Wednesday, March 27, 2013

What are the assets of English language?

English, the world’s lingua franca, has some intrinsic assets as well as liabilities. Today’s English language reflects many centuries of development. During this long journey, English has enriched itself from its contacts to other languages and cultures. Now, in number of speakers as well as uses for international communication, English is one of the most important languages of the world. But apart from the advantages, English also has some disadvantages which are also not negligible. Here follows a discussion on the relative advantages and disadvantages of English language. 

 In A History of The English Language, Abert C. Baugh and Thomas Cable pointed out three assets of English language which are as follows.

Rich vocabulary

One of the prominent assets of the English language is its enriched vocabulary. English has got mixed character of it’s vocabulary. English is classified as a Germanic language. That is to say,it belongs to the group of languages to which German, Dutch, Flemish, Swedish, and Norwegian also belong. It shares with these languages similar grammatical structure and many common words. On the other hand, more than half of its vocabulary is derived from Latin. Some of these borrowings have been direct, a great many through French, some through the other Romance languages. As a result, English also share a great number of words with those languages of Europe. To a lesser extend the English vocabulary contains borrowings from many other languages. Instead of making new words chiefly by the combination of existing elements, English has borrowed from Hebrew and Arabic, Hungarian, Hindi- Urdu, Bengali, Malay, Chinese, the languages of Java, Australia, Polynesia, West Africa and from one of the aboriginal languages of Brazil.

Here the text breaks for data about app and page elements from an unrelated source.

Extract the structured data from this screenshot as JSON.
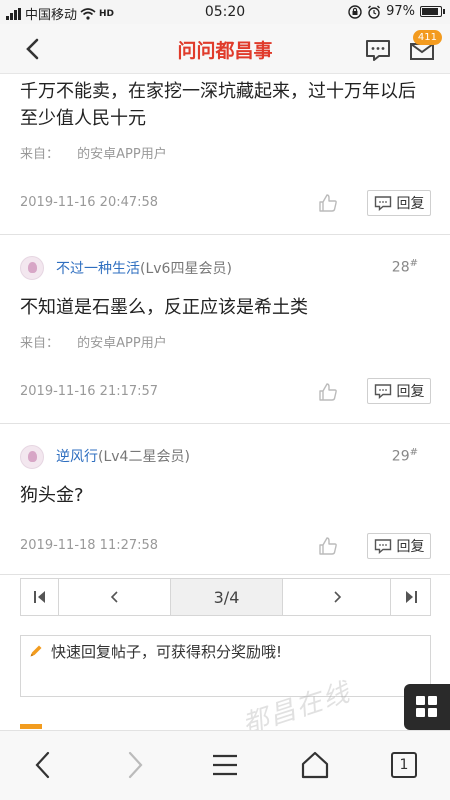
{
  "status_bar": {
    "carrier": "中国移动",
    "network": "HD",
    "time": "05:20",
    "battery": "97%",
    "battery_level": 0.97
  },
  "header": {
    "title": "问问都昌事",
    "mail_badge": "411"
  },
  "posts": [
    {
      "content": "千万不能卖，在家挖一深坑藏起来，过十万年以后至少值人民十元",
      "from_label": "来自：",
      "from_source": "的安卓APP用户",
      "time": "2019-11-16 20:47:58",
      "reply_label": "回复"
    },
    {
      "user": "不过一种生活",
      "level": "(Lv6四星会员)",
      "floor": "28",
      "floor_mark": "#",
      "content": "不知道是石墨么，反正应该是希土类",
      "from_label": "来自：",
      "from_source": "的安卓APP用户",
      "time": "2019-11-16 21:17:57",
      "reply_label": "回复"
    },
    {
      "user": "逆风行",
      "level": "(Lv4二星会员)",
      "floor": "29",
      "floor_mark": "#",
      "content": "狗头金?",
      "time": "2019-11-18 11:27:58",
      "reply_label": "回复"
    }
  ],
  "pagination": {
    "current": "3/4"
  },
  "quick_reply": {
    "placeholder": "快速回复帖子，可获得积分奖励哦!"
  },
  "watermark": "都昌在线",
  "bottom_nav": {
    "tab_count": "1"
  }
}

And it has assimilated these heterogeneous elements so successfully. So,  cosmopolitan a vocabulary is an undoubted asset to any language that seeks to attain international use. Some examples of foreign words that are in use in English language.

Words from Italian language: balcony, canto, duet
Words from Spanish: alligator, cargo, mosquito
Words from Persian : jasmine, dervish, divan

Inflectional simplicity: 

A second asset that English possesses to a preeminent degree is inflectional simplicity. In the process of simplification, English has gone further than any other language in Europe. Inflections in the noun as spoken have been reduced to a sign of the plural and a form for the possessive case e.g. boy, boys and boy, boy’s etc. The elaborate Germanic inflection of the adjective has been completely eliminated except for the simple indication of the comparative and the superlative degrees e.g. fast, faster, fastest. The verb has been simplified by the loss of practically all the personal endings, the almost complete abandonment of any distinction between the singular and the plural, and the gradual discard of the subjunctive mood. The complicated agreements that make German difficult for the non-native speaker are absent from English.

Natural gender:

In the third place, English enjoys an exceptional advantage over all other major European languages in having adopted natural gender. Other European languages such as French require a student memorizing, along with the meaning of every noun, its gender.  In the Romance languages, for example, there are only two genders- masculine or feminine. In the Germanic languages, the distribution of the three genders appears to the English student to be quite arbitrary. The distinction must be constantly kept in mind. In Germany, for example, sonne (sun) is feminine and mond (moon) is masculine. In the English language all this was stripped away during the Middle English period. Gender in English is determined by meaning all nouns naming living creatures are masculine or feminine according to the sex of the individual, and all other nouns are neuter. But when English speakers speak of a ship as feminine, sun and moon as masculine or feminine, they only mean to use them is rhetorical purpose , but not for grammatical purpose.


A History of the English Language. Baugh, Albert C., and Thomas Cable. 4th ed. Englewood Cliffs, New Jersey: Prentice Hall, 1993.